** TASK STATEMENT **
Give the total number of lines in the data below that include "this", and nothing else.

********

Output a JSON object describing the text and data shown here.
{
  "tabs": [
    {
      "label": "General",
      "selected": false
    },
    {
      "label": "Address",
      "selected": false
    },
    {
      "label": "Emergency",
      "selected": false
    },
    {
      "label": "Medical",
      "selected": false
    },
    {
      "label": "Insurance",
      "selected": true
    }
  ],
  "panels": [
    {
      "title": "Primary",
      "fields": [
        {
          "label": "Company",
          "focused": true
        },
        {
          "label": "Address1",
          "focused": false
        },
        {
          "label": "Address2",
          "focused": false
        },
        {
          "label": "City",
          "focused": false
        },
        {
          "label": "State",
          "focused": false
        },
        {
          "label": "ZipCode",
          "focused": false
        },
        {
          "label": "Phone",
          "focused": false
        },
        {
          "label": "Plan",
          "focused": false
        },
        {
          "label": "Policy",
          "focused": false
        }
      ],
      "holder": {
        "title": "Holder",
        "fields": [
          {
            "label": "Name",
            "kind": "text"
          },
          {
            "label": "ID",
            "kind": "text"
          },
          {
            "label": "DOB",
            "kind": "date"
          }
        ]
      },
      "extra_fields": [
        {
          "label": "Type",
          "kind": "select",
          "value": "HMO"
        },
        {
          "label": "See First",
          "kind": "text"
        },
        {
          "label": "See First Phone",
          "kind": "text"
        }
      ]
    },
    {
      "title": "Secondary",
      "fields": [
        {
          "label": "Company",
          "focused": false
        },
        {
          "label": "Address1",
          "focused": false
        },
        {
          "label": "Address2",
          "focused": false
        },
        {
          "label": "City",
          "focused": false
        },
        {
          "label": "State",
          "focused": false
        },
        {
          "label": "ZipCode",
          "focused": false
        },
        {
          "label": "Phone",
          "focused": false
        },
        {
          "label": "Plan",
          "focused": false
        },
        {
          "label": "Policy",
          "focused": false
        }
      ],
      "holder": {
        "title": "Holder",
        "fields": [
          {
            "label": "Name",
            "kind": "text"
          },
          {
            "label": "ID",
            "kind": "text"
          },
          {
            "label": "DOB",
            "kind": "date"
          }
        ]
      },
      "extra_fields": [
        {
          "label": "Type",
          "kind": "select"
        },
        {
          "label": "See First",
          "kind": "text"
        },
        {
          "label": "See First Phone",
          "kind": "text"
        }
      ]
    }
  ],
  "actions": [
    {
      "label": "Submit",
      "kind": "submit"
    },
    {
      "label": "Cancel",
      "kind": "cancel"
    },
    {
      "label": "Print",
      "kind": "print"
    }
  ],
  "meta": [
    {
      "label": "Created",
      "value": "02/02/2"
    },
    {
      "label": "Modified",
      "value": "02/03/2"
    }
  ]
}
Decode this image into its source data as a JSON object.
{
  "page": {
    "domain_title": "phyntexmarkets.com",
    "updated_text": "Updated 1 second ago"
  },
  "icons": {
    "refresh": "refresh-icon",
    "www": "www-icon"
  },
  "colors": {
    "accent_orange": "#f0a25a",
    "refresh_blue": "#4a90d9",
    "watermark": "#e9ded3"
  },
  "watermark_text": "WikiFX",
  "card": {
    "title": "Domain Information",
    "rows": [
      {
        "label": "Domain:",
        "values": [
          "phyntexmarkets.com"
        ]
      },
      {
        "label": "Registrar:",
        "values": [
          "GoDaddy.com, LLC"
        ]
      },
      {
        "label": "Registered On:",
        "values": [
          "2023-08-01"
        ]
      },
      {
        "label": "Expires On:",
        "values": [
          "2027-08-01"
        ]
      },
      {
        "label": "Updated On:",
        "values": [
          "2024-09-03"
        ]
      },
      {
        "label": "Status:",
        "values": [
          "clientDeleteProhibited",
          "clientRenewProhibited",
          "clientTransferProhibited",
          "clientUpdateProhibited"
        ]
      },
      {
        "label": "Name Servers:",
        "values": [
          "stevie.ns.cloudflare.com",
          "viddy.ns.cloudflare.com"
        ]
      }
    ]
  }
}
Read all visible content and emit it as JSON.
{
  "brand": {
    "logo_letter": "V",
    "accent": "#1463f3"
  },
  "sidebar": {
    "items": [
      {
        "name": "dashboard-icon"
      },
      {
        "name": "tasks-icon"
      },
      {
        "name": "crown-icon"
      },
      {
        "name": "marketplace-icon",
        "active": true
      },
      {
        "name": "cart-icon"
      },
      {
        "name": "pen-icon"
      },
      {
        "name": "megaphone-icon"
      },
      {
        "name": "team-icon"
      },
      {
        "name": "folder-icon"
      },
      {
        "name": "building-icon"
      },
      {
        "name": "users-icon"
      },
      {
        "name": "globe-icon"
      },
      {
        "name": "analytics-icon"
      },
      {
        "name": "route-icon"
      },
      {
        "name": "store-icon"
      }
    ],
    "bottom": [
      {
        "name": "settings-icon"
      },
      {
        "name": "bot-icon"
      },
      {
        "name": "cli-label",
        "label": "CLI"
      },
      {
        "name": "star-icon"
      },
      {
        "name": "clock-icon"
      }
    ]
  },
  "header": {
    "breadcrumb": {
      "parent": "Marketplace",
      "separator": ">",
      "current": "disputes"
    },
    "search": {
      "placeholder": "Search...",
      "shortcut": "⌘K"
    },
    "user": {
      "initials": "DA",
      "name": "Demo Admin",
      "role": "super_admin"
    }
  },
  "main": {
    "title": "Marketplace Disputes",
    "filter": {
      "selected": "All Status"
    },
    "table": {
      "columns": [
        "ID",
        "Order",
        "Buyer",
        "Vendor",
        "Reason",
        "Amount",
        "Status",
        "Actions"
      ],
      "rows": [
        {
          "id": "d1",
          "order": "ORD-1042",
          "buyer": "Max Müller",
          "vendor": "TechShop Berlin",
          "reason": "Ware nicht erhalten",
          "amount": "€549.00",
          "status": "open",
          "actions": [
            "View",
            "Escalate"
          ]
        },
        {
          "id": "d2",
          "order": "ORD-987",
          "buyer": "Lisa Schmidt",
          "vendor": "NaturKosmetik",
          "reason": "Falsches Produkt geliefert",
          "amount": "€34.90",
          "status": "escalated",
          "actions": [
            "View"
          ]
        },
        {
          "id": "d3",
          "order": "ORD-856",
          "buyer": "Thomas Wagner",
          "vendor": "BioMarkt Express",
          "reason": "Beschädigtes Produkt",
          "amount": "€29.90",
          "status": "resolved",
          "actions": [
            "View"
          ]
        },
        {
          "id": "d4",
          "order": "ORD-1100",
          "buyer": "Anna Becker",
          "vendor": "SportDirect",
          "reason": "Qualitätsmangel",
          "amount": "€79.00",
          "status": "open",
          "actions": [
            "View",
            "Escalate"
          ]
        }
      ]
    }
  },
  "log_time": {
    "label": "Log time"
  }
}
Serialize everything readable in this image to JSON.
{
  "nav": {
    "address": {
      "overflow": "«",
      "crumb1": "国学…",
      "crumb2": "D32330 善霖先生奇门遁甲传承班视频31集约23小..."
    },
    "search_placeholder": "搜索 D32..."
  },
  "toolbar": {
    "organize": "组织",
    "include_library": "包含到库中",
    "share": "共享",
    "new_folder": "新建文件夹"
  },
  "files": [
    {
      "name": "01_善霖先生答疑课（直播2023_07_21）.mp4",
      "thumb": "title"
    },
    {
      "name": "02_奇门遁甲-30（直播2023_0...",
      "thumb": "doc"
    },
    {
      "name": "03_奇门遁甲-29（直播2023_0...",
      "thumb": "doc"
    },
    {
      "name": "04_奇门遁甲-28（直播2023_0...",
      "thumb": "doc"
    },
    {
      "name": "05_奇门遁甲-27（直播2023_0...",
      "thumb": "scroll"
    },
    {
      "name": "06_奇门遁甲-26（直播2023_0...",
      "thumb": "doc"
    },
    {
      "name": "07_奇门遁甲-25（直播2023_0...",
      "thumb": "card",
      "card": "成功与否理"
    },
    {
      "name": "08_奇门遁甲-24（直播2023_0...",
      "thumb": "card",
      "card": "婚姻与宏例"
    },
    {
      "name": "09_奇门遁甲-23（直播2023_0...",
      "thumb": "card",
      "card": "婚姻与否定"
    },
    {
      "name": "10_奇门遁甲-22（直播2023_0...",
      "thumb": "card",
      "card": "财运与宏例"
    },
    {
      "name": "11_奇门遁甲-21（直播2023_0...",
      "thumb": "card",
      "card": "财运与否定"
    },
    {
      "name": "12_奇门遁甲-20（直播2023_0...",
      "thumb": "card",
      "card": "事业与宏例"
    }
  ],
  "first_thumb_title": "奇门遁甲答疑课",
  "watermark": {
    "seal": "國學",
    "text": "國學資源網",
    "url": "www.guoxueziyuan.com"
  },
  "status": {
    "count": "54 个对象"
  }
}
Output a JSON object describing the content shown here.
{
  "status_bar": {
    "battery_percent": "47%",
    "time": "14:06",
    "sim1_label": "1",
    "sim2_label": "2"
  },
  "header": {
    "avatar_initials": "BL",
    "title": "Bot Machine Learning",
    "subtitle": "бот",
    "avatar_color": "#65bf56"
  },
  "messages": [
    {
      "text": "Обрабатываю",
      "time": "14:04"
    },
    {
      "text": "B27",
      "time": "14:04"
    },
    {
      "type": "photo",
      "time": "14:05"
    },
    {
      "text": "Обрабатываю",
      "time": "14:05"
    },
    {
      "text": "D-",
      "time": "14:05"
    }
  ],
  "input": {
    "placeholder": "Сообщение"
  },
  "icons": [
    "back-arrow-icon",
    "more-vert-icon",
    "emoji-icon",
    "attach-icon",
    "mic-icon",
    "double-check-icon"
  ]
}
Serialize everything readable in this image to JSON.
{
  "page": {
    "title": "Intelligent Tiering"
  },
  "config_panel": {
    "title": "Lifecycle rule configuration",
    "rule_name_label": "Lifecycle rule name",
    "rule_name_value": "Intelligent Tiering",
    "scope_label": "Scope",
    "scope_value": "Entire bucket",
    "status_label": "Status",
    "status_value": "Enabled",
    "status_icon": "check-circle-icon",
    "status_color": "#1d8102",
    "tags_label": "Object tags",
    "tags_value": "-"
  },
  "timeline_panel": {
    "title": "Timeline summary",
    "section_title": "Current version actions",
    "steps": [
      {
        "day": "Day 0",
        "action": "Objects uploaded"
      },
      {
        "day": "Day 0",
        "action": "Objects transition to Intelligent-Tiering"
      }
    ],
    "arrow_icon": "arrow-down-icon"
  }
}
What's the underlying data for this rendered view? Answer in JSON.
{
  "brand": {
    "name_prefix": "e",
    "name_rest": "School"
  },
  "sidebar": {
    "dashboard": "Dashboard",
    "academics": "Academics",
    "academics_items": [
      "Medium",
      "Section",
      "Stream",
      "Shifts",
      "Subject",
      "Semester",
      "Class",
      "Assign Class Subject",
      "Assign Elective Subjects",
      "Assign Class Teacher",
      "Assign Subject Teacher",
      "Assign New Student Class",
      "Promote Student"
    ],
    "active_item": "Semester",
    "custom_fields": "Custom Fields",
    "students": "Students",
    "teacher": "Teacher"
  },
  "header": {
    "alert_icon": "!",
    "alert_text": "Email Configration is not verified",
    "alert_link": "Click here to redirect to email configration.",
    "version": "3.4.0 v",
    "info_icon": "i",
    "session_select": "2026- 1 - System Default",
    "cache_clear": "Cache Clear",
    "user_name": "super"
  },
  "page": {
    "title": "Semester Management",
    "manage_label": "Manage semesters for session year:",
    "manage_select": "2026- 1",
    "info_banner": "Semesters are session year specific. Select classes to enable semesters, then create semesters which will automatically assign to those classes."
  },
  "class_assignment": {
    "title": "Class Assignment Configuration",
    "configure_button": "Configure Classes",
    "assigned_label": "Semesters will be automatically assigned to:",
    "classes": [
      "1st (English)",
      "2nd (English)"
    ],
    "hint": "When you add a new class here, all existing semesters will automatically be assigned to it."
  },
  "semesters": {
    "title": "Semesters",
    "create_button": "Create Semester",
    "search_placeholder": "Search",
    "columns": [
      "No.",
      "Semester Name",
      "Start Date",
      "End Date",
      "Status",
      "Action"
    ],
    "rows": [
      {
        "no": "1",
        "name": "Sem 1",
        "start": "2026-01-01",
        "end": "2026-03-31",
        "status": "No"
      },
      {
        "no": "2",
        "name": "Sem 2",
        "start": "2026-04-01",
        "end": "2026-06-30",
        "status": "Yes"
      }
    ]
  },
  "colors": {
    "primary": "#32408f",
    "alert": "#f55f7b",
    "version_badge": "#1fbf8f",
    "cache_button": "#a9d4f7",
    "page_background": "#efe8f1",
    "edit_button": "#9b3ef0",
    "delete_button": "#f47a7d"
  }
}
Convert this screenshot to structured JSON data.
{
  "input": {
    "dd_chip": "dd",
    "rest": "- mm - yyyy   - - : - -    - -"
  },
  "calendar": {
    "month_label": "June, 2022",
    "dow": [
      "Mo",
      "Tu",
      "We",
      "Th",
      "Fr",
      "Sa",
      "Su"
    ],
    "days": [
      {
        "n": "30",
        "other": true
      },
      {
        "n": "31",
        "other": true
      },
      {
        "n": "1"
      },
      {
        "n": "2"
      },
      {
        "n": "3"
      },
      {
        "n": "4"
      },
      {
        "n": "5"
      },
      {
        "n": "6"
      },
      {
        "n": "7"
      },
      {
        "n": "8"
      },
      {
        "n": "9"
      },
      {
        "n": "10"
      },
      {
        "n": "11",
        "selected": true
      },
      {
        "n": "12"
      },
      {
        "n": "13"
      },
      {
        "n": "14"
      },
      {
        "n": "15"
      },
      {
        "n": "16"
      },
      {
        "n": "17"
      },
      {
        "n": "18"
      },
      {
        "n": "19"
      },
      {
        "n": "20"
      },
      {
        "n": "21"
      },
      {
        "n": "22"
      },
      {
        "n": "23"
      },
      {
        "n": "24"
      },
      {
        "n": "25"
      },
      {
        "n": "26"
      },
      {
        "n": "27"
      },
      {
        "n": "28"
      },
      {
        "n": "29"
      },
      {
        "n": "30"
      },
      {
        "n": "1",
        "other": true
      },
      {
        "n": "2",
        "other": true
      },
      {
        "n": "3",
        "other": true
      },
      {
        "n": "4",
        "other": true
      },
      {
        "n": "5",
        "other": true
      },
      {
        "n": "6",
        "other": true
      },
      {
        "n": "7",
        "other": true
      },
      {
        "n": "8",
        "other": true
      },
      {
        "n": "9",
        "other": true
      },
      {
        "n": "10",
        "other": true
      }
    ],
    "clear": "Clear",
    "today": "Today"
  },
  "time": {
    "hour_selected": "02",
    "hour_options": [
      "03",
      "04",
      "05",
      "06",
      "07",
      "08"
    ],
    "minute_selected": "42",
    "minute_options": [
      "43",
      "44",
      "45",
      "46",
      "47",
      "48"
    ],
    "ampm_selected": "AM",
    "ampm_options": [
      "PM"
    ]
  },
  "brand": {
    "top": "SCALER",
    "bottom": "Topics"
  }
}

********

** TASK RESPONSE **
5